I asked Tsvi Bisk to share his thoughts on Jewish philanthropic giving, particularly as it related to Israel and the American Jewish community.
Mr. Bisk is the director of the Center for Strategic Futurist Thinking and the author of a new book, The Optimistic Jew: A Positive Vision for the Jewish People in the 21st Century.
I am honored by his contribution and hope you find the concept of multi-dimensional giving to leverage economic and social benefits as fascinating as I do.
Jewish Giving in the Twenty-First Century by Tsvi Bisk
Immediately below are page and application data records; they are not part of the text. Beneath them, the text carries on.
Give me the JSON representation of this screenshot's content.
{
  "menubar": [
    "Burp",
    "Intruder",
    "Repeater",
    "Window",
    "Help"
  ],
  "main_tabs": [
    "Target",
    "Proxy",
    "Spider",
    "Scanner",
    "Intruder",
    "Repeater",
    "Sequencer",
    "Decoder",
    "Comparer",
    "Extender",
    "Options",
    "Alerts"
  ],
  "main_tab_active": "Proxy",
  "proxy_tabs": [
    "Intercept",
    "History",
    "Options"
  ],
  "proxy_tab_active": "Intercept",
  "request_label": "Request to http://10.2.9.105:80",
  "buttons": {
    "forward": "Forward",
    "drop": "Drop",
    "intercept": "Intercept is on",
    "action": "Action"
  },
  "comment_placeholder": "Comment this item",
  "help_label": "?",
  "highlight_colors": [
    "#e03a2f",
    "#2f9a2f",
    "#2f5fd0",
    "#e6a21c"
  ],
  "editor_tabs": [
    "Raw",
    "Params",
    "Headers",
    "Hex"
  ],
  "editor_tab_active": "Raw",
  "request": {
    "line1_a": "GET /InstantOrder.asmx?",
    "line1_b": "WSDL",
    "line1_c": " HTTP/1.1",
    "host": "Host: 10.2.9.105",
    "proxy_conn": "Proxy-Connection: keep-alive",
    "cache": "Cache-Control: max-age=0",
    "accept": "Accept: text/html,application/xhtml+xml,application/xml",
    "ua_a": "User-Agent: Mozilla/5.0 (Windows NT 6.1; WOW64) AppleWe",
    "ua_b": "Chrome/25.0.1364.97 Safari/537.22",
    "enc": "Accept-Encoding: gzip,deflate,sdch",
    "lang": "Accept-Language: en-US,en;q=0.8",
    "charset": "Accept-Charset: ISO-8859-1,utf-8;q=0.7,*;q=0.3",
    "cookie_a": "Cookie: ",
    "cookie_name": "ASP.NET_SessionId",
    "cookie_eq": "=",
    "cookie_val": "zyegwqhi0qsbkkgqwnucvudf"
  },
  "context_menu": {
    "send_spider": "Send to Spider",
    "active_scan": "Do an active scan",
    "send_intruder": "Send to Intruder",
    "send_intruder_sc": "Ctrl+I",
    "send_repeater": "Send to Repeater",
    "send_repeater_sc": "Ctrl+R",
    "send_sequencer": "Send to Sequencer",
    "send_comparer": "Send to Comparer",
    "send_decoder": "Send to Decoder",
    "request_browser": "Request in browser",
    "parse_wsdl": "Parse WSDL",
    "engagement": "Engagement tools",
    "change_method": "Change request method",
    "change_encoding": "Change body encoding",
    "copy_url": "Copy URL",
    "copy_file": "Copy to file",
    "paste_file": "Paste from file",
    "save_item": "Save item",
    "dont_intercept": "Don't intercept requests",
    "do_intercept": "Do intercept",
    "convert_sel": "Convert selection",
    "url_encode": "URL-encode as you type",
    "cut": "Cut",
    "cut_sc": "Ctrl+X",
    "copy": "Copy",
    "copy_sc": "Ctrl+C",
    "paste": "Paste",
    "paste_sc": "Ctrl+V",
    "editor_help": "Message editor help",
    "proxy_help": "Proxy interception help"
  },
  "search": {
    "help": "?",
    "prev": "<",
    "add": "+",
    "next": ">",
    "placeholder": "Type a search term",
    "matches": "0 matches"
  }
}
The real challenge for Jewry in the 21st century is to develop concepts of “multi-dimensional” and “multi-purpose” giving. To leverage philanthropic dollars to generate multiple effects- much as smart investors leverage investment dollars to generate multiple effects.
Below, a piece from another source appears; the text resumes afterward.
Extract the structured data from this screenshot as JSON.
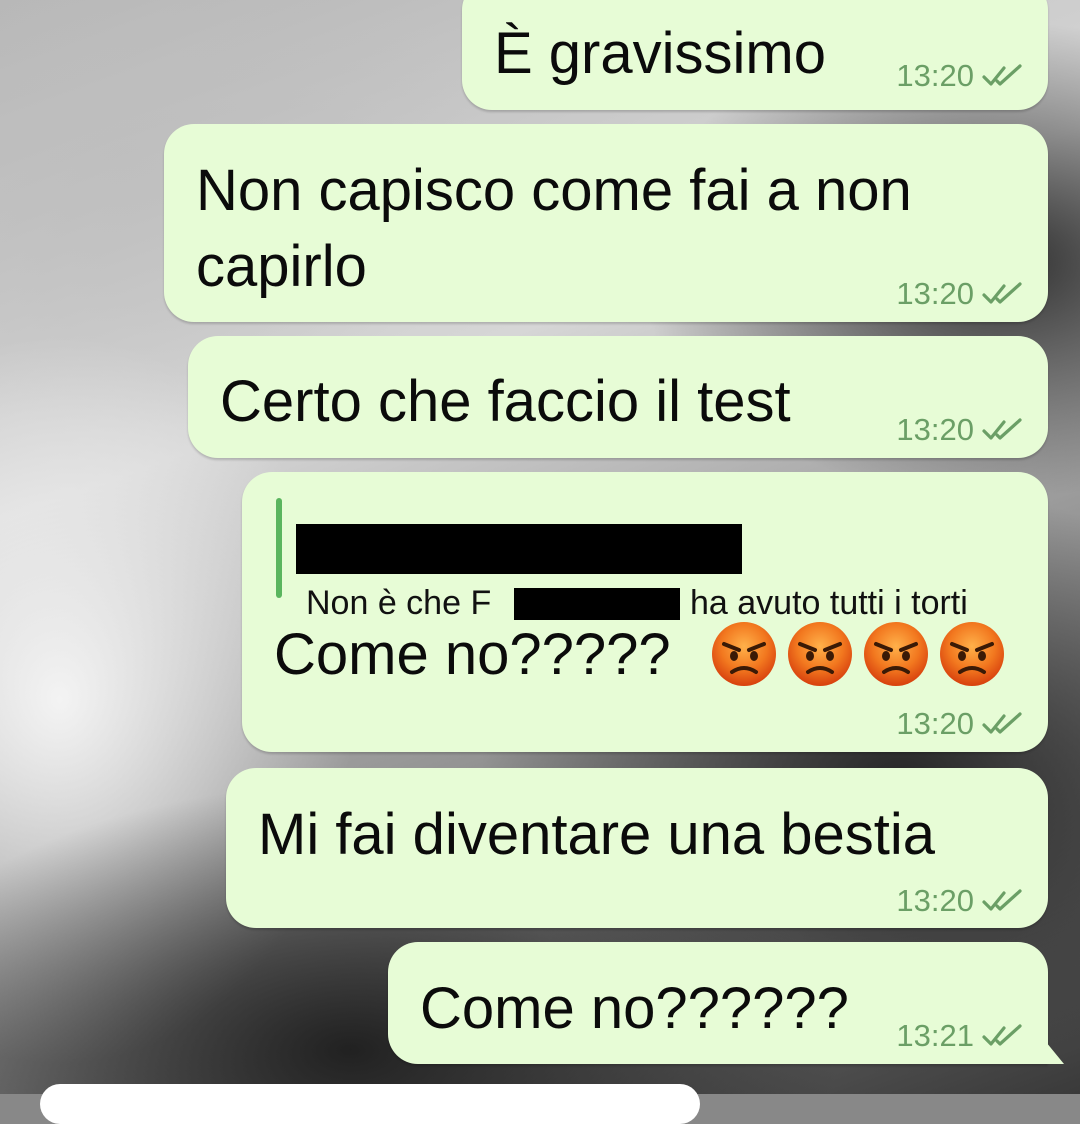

As others in this debate have indicated, we must replace the either/or decision making of how to divide the Jewish philanthropic dollar with “national/universal projects” that have both Jewish and universal impact inherent in them. Let’s replace the concept of the philanthropic Chinese menu- 20% of giving to column ‘A’ (Jewish causes) and 80% of giving to column ‘B’ (non-Jewish causes)- with projects which are by nature 100% Jewish and 100% universal.
The Energy Example
In my recent book The Optimistic Jew: a Positive Vision for the Jewish People in the 21st Century (Maxanna Press, 2007) I expand on this concept, devoting an entire chapter to “The Jewish Energy Project” in which I identify petrodollars as a “Jewish Problem” (financing anti-Semitism, terrorism and nuclear weapons). I suggest Jews formulate a coherent energy policy aimed at creating political alliances and economic instruments to help downgrade oil as the dominant international commodity.
In a separate article for a non-Jewish publication entitled “The Energy Project” (The Futurist, January- February 2007) I wrote: “For the sake of our shared environment and international security, the time has come for the West to formulate a coherent energy policy dedicated to downgrading oil as the dominant international commodity.”
It is clear to me that there is a real correlation between “narrow” Jewish interests and universal interests regarding the energy issue. In addition, the issue itself is multi-faceted- environment, economy, alternative energy, security etc.
How Would It Work?
The giver (or local Jewish community) would buy Israel alternative energy technology and donate it to a local hospital. This would have the following multiple effects:
1. Israel gets more immediate economic benefit than if the money were just donated to a public bureaucracy. Research shows that a dollar spent in the private sector has one and a half to twice the positive economic impact (jobs created and economic activity stimulated) than a dollar spent in the public sector. In other words $10,000 dollars spent on Israeli technology would have the same or more economic impact as $15,000 donated to an Israeli charity.
2. Israeli gets more long term economic benefit by establishing itself as a major world player in the alternative energy market, just as it is in the world water technology market.
3. The local Jewish community and Israel gets good PR. Imagine a headline “Jewish Community Contributes Israeli Energy Technology to Local Hospital.”
4. The local community benefits- energy costs of the hospital decrease, enabling it to expand services in other areas.
5. You create a paradigm around which you can form coalitions with many non-Jewish groups to address an issue that is both an existential threat to the Jewish people and a grand-strategic threat to the West- i.e. the power of petroleum.
6. Such a project might appeal to non-involved young Jewish people and stimulate them to get involved with a Jewish project, thus it becomes another tool to fight assimilation and growing alienation from Israel.
The concept of “national-universal projects” addressed within Jewish frameworks has been anticipated by people like Ruth Messinger, who founded The American Jewish World Service (as well as other organizations).
It’s Already Happening
Following a talk I gave this past summer in Minneapolis, attendees organized The Minnesota Jewish Energy Project (MJEP) dedicated to implementing the above concept in their local community. (If you are interested in creating a similar organization in your state or community I suggest you contact Brian H. Davis, the founder of MJEP at: email@example.com).
Real Numbers of Jewish Giving to Israel
Israel’s GDP this year (2007) will be over $150 billion. Assuming that all Diaspora contributions and Israel Bonds total about $1.5 billion dollars, this would be equivalent to only 1% of Israel’s GDP.
Now ask the following question: “What if $250 million dollars of this money were used to buy Israeli alternative energy technology- what would be the long term impact of that policy on Israel’s economy and Israel’s ability to solve its own social problems without having to go like a beggar for handouts. What if one billion dollars a year were used to buy Israeli alternative energy technology?”
The economic, social, environmental, political and Jewish potential of “multi-purpose,” “multi-dimensional” giving within the framework of national-universal projects boggle the mind.
Let’s discard the Chinese menu method of giving and adopt the above integrated approach.
The Optimistic Jew and Contact Information
The Optimistic Jew: a Positive Vision for the Jewish People in the 21st Century is available from Amazon and Barnes & Noble.
Mr. Bisk is also the author of Futurizing the Jews: Alternative Futures for Meaningful Jewish Existence in the 21st Century (Praeger Press, 2003).
You can reach him at firstname.lastname@example.org.